Records from a collection:
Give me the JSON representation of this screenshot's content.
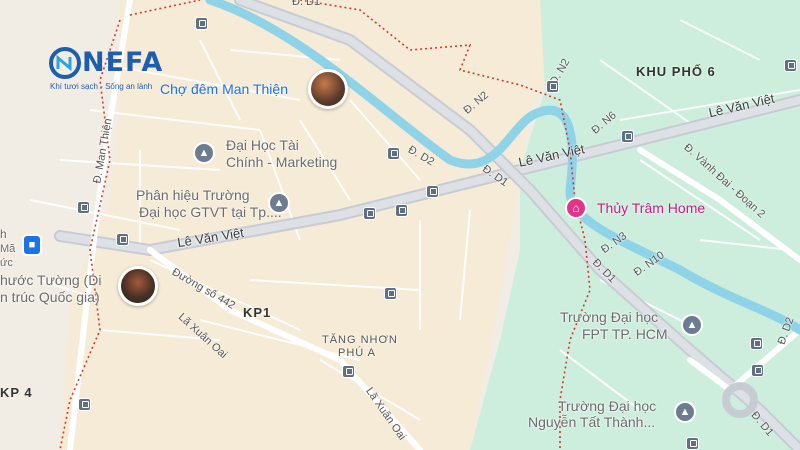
{
  "map": {
    "streets": {
      "d1_top": "Đ. D1",
      "le_van_viet_west": "Lê Văn Việt",
      "le_van_viet_mid": "Lê Văn Việt",
      "le_van_viet_east": "Lê Văn Việt",
      "d2": "Đ. D2",
      "d1_mid": "Đ. D1",
      "d1_south": "Đ. D1",
      "d1_se": "Đ. D1",
      "n2": "Đ. N2",
      "n2b": "Đ. N2",
      "n6": "Đ. N6",
      "n3": "Đ. N3",
      "n10": "Đ. N10",
      "vanh_dai": "Đ. Vành Đai - Đoạn 2",
      "man_thien": "Đ. Man Thiện",
      "duong_442": "Đường số 442",
      "la_xuan_oai_1": "Lã Xuân Oai",
      "la_xuan_oai_2": "Lã Xuân Oai",
      "d2_edge": "Đ. D2",
      "d2_se": "Đ. D2"
    },
    "areas": {
      "khu_pho_6": "KHU PHỐ 6",
      "kp1": "KP1",
      "kp4": "KP 4",
      "tang_nhon_phu_a_1": "TĂNG NHƠN",
      "tang_nhon_phu_a_2": "PHÚ A"
    },
    "pois": {
      "cho_dem": "Chợ đêm Man Thiện",
      "dh_tai_chinh_1": "Đại Học Tài",
      "dh_tai_chinh_2": "Chính - Marketing",
      "phan_hieu_1": "Phân hiệu Trường",
      "phan_hieu_2": "Đại học GTVT tại Tp....",
      "thuy_tram": "Thủy Trâm Home",
      "fpt_1": "Trường Đại học",
      "fpt_2": "FPT TP. HCM",
      "ntt_1": "Trường Đại học",
      "ntt_2": "Nguyễn Tất Thành...",
      "phuoc_tuong_1": "hước Tường (Di",
      "phuoc_tuong_2": "n trúc Quốc gia)",
      "edge_h": "h",
      "edge_ma": "Mã",
      "edge_uc": "ức"
    },
    "icons": {
      "bus": "bus-stop-icon",
      "school": "school-icon",
      "shop": "shopping-bag-icon",
      "pink": "home-pin-icon"
    }
  },
  "logo": {
    "name": "NEFA",
    "tagline": "Khí tươi sạch - Sống an lành"
  },
  "colors": {
    "land": "#f2ede4",
    "green_zone": "#cdeedd",
    "river": "#8fd3e8",
    "main_road": "#c7ccd3",
    "boundary": "#d23b2a",
    "brand": "#1d5fae",
    "poi_blue": "#1a73e8",
    "poi_pink": "#d01884"
  }
}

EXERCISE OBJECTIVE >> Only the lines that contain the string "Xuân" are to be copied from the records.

YOUR SOLUTION >>
      "la_xuan_oai_1": "Lã Xuân Oai",
      "la_xuan_oai_2": "Lã Xuân Oai",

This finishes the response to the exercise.